Former Candidate Indicted Under Law Against False Campaign Advertising
ST. PAUL, Minn. (AP) _ A losing congressional candidate has been indicted for a 1994 campaign ad that indirectly blamed his opponent for the kidnapping and rape of a Minnesota woman and her two daughters.
The ad claimed Bill Luther _ who went on to win the election for the 6th District congressional seat _ blocked a Tad Jude-sponsored crime bill in the state Legislature that could have kept a serial rapist behind bars.
The spot featured a police officer who said the bill could have prevented the 1990 attack and that sending Luther to Congress ``would be a crime.″ Luther, a Democrat, and Jude, a Republican, were vying for the seat vacated by Republican Rod Grams, who was running for the U.S. Senate.
The Jude-sponsored bill was considered in 1987. But the rapist in question was behind bars at that time, so would not have been affected by the bill that would have lengthened sentences for future offenders.
The Hennepin County grand jury indictment handed down Tuesday accuses Jude of participating in the preparation or dissemination of false campaign material, a violation of state law, according to Special Assistant Hennepin County Attorney Charlie Diemer.
``I hope that today’s action by the Hennepin County grand jury will help to end this kind of negative political advertising,″ Luther said in a statement Tuesday. ``It is unfortunate that it has taken a criminal proceeding such as this to deal with this practice.″
Luther won by just 550 votes out of 226,230 cast. Jude has already announced plans for a rematch in 1996.

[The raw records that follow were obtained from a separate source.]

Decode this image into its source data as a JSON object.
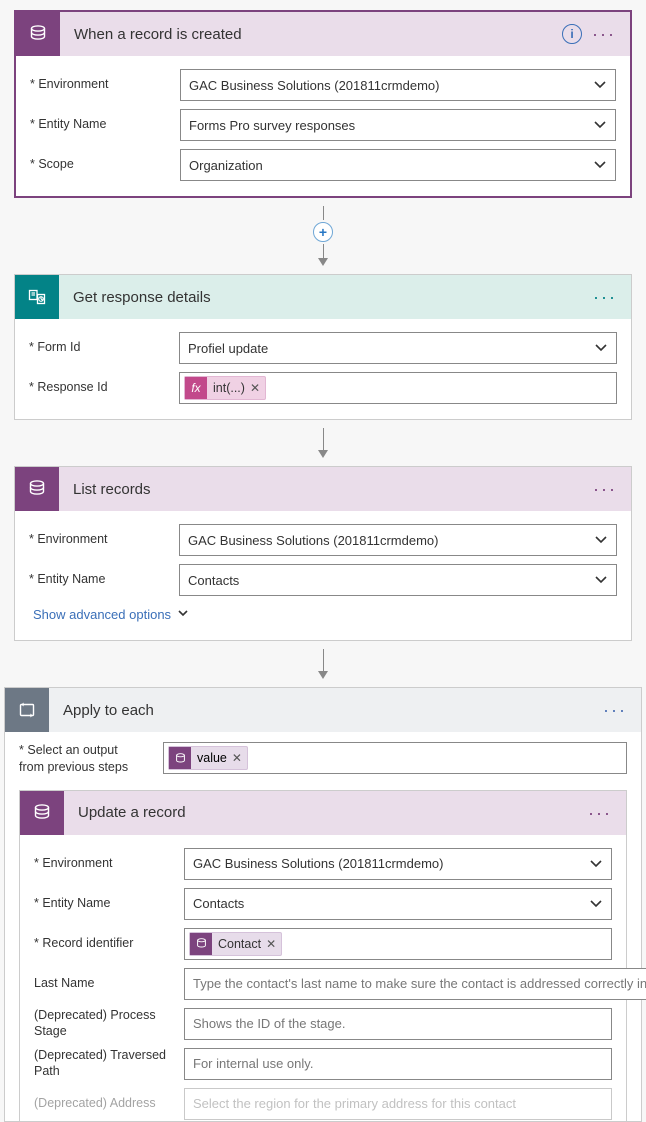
{
  "trigger": {
    "title": "When a record is created",
    "fields": {
      "env_label": "Environment",
      "env_value": "GAC Business Solutions (201811crmdemo)",
      "entity_label": "Entity Name",
      "entity_value": "Forms Pro survey responses",
      "scope_label": "Scope",
      "scope_value": "Organization"
    }
  },
  "response": {
    "title": "Get response details",
    "fields": {
      "form_label": "Form Id",
      "form_value": "Profiel update",
      "respid_label": "Response Id",
      "respid_token": "int(...)"
    }
  },
  "list": {
    "title": "List records",
    "fields": {
      "env_label": "Environment",
      "env_value": "GAC Business Solutions (201811crmdemo)",
      "entity_label": "Entity Name",
      "entity_value": "Contacts"
    },
    "advanced": "Show advanced options"
  },
  "apply": {
    "title": "Apply to each",
    "select_label_line1": "Select an output",
    "select_label_line2": "from previous steps",
    "value_token": "value"
  },
  "update": {
    "title": "Update a record",
    "fields": {
      "env_label": "Environment",
      "env_value": "GAC Business Solutions (201811crmdemo)",
      "entity_label": "Entity Name",
      "entity_value": "Contacts",
      "recid_label": "Record identifier",
      "recid_token": "Contact",
      "lastname_label": "Last Name",
      "lastname_ph": "Type the contact's last name to make sure the contact is addressed correctly in",
      "pstage_label": "(Deprecated) Process Stage",
      "pstage_ph": "Shows the ID of the stage.",
      "tpath_label": "(Deprecated) Traversed Path",
      "tpath_ph": "For internal use only.",
      "addr_label": "(Deprecated) Address",
      "addr_ph": "Select the region for the primary address for this contact"
    }
  }
}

``No one can be pleased to be accused of wrongdoing, but the legal process will clear away the political smog and demonstrate my innocence,″ Jude said at news conference. ``Political contests always provoke strong debate but I took good steps to ensure the accuracy of all of our advertising and public statements.″
The offense, a gross misdemeanor, is punishable by a maximum of one year in jail and up to $3,000 fine.
Jude is scheduled to appear in court Jan. 11.